This will infuse the oil with the garlic and spices.
When the garlic is browned, remove it from the oil.
Next add the onions and peppers (or any other veggies you are using). Turn the heat up to medium and cook them for a few minutes until the veggies start to soften.
Then add all the wheat berries and cook for a minute to heat up the berries. Keep an eye on the pan to make sure berries don't burn in the dry pan.
Now you need some wine!
Pour the wine into the pan and stir until it's evaporated. This will only take a minute or two. The wine adds some flavor to the dish.
Now for the patience part! Working with about 1 cup of stock at a time, ladle the hot stock into the risotto and stir it. You don't need to continuously stir the risotto but you do need to keep an eye on it, as the liquid will evaporate pretty quickly.
When the pan is dry, add more stock. Keep doing this until the wheat berries are soft. It'll probably take an hour. They will eventually soften up though.
As the wheat berries soften, the whole dish will get kind of creamy just like any other risotto!
This version is almost done.
Now, if I were using a spring vegetable like asparagus for this dish, I'd still want it a bit crispy.
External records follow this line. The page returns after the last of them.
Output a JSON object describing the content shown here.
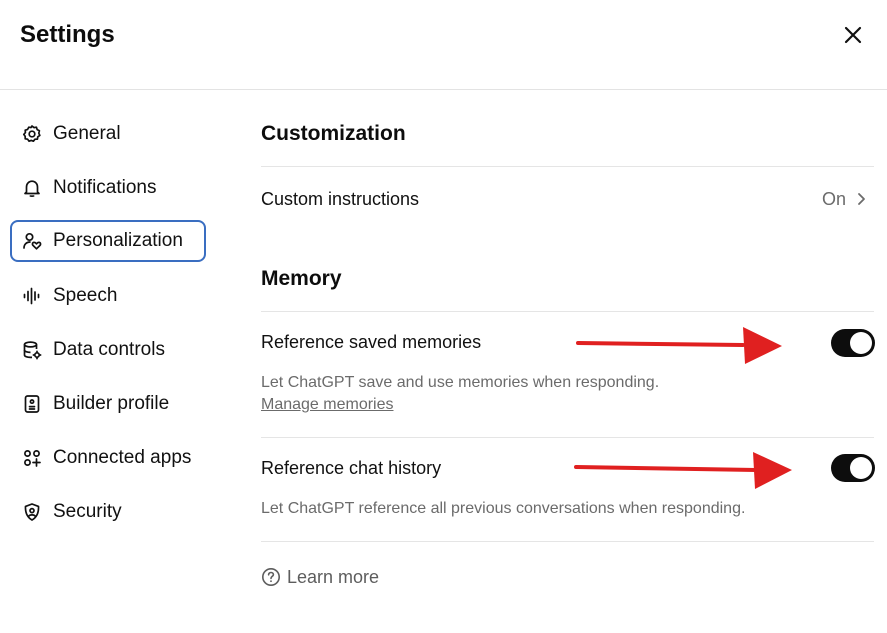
{
  "header": {
    "title": "Settings"
  },
  "sidebar": {
    "items": [
      {
        "label": "General",
        "icon": "gear-icon"
      },
      {
        "label": "Notifications",
        "icon": "bell-icon"
      },
      {
        "label": "Personalization",
        "icon": "person-heart-icon",
        "active": true
      },
      {
        "label": "Speech",
        "icon": "waveform-icon"
      },
      {
        "label": "Data controls",
        "icon": "database-gear-icon"
      },
      {
        "label": "Builder profile",
        "icon": "id-card-icon"
      },
      {
        "label": "Connected apps",
        "icon": "apps-grid-icon"
      },
      {
        "label": "Security",
        "icon": "shield-icon"
      }
    ]
  },
  "main": {
    "customization": {
      "title": "Customization",
      "custom_instructions": {
        "label": "Custom instructions",
        "value": "On"
      }
    },
    "memory": {
      "title": "Memory",
      "saved_memories": {
        "label": "Reference saved memories",
        "description": "Let ChatGPT save and use memories when responding.",
        "link": "Manage memories",
        "enabled": true
      },
      "chat_history": {
        "label": "Reference chat history",
        "description": "Let ChatGPT reference all previous conversations when responding.",
        "enabled": true
      }
    },
    "learn_more": "Learn more"
  },
  "colors": {
    "annotation_arrow": "#e02020",
    "active_outline": "#3a6ec1",
    "toggle_on": "#0d0d0d"
  }
}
So I would cook it quickly at the beginning, then remove it from the pan, then fold it back in after the risotto is cooked. If you don't do this, your veggies will just turn to mush.
As a final touch for the dish, I highly recommend serving it with a good pinch of Parmesan cheese and fresh parsley!
While this version of risotto takes a bit longer, I think it's actually easier. The wheat berries are a lot more forgiving than rice and you don't need to worry about overcooking them at all.
If you're looking for a new twist on an old classic, this is a great one!Nick once made risotto out of pebbles. It took about two weeks for them to soften, but so worth it. Check out his blog, Macheesmo and his Tablespoon profile!